Plant operator Tokyo Electric Power Co. (TEPCO) instructed workers at the Fukushima plant to batten down the site, tie down outdoor piping and pumps with ropes, and anchor cranes with large weights.
TEPCO also said it was pumping away rainwater to reduce the risk of any mixing with contaminated water already seeping into the soil or leaking into the sea. The company said the radioactivity level in the released water was within allowed limits. Nevertheless, the government’s Nuclear Regulation Authority said it was possibly “an event” subject to reporting under nuclear safety rules.
TEPCO statements are treated with some skepticism after company officials consistently denied that the plant was leaking, only to confess in July this year that the plant is leaking and then, in August, that it had leaked around 300 tons of highly contaminated water in one day. Soon after, and just weeks before Tokyo’s Olympic bid was approved, Prime Minister Shinzo Abe announced a government plan to build a frozen wall around the site to contain the leaks.
Dr. Ruff, a former independent adviser to the International Commission on Nuclear Non-proliferation and Disarmament, is critical of the Abe plan. He said few details have been given on how it will work, while the government has focused more on saving face and restarting the nation’s nuclear industry.
Ruff says it is not only the four severely damaged reactors that are a concern at Fukushima, but also the large quantities of spent fuel in the plant and its fragile infrastructure. Pipes and holding tanks, with tons of contaminated water a day, were originally built for temporary purposes.
“A lot of the makeshift equipment that was put in after the disaster is really not designed or engineered to radioactive standards,” he said noting that a number of pipes had cracked during winter from ice.
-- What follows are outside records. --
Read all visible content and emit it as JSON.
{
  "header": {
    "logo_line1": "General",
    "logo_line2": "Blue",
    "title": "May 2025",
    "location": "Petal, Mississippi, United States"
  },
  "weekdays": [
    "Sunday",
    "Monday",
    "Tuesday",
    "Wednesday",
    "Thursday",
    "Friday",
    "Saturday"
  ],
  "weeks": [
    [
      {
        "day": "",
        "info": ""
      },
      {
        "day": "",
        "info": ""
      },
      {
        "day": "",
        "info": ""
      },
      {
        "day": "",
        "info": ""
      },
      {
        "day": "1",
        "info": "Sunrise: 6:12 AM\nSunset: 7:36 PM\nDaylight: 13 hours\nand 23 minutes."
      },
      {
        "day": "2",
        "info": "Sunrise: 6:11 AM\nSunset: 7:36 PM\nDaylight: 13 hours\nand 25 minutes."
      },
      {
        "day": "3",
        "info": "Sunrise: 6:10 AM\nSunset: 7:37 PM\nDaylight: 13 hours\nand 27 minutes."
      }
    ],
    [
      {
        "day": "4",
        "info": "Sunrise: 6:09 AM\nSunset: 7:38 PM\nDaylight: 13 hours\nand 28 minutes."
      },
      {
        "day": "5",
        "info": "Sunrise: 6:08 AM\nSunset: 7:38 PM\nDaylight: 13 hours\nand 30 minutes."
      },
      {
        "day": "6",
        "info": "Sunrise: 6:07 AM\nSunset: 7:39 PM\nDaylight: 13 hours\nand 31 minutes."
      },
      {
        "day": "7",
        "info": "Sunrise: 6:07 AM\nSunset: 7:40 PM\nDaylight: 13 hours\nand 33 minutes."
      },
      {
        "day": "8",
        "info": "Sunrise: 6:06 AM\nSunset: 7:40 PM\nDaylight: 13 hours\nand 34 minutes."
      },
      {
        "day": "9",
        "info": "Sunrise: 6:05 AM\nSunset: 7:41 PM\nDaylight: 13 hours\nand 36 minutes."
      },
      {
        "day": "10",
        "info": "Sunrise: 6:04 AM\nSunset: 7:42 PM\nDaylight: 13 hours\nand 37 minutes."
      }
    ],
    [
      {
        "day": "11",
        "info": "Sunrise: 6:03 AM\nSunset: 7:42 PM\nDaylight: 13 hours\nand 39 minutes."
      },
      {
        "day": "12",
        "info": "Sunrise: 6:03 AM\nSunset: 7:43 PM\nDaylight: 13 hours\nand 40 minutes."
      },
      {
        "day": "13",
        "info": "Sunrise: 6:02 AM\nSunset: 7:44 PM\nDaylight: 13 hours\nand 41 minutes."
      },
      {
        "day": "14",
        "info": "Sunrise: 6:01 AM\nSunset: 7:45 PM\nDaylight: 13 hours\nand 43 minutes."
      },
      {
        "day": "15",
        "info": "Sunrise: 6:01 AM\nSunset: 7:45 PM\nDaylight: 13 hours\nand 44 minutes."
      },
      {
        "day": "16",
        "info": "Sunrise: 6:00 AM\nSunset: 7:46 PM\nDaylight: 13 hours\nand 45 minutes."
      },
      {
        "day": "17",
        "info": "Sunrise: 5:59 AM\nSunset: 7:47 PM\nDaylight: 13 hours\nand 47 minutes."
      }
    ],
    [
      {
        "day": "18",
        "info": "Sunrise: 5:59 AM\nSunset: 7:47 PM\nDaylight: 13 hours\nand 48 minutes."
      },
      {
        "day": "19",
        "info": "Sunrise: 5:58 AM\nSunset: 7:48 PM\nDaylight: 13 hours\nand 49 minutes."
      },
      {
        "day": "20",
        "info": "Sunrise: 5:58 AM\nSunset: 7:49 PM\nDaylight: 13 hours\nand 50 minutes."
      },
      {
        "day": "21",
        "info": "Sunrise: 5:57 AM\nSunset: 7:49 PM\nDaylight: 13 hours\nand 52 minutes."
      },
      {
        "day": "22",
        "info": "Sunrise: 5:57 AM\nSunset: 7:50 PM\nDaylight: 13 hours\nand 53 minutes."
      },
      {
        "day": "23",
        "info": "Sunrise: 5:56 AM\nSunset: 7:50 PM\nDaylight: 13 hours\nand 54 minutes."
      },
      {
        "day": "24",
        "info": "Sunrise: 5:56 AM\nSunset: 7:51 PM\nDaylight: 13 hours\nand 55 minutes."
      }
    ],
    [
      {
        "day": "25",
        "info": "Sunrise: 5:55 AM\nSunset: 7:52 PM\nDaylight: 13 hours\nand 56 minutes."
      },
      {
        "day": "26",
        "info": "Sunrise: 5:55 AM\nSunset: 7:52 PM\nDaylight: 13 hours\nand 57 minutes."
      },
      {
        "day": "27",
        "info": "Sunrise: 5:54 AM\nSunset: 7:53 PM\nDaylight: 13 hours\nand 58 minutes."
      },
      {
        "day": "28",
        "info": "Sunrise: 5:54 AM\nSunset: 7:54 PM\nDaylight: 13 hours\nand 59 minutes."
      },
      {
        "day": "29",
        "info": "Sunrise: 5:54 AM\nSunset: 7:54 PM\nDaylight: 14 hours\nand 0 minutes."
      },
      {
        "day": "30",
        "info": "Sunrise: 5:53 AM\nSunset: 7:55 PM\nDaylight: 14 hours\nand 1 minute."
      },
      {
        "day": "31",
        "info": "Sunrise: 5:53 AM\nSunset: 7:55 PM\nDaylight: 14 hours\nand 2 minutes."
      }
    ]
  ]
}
He said leaks of contaminated water in the Pacific are already affecting sea life, particularly bottom dwelling fish that feed where radioactive waste is likely to settle. That radioactive waste includes Strontium-90, which remains active for about 30 years.
He believes Fukushima has gone beyond being a national issue for Japan, and he would like to see an international team of experts involved.
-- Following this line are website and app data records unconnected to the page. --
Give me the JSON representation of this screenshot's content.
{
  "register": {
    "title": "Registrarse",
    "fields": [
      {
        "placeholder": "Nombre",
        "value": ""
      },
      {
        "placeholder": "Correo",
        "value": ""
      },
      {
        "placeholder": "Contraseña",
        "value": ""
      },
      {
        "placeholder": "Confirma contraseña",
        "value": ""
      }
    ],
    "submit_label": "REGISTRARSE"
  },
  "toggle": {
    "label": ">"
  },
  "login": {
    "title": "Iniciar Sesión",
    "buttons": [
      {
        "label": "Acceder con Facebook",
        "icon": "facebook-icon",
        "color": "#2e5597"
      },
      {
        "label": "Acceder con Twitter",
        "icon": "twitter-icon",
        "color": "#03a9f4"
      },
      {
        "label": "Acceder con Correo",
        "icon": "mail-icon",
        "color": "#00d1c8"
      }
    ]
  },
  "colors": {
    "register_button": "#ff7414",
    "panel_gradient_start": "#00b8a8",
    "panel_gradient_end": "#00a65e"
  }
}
“There is expertise around the world in a number of relative areas and that really needs to be mobilized,” he said.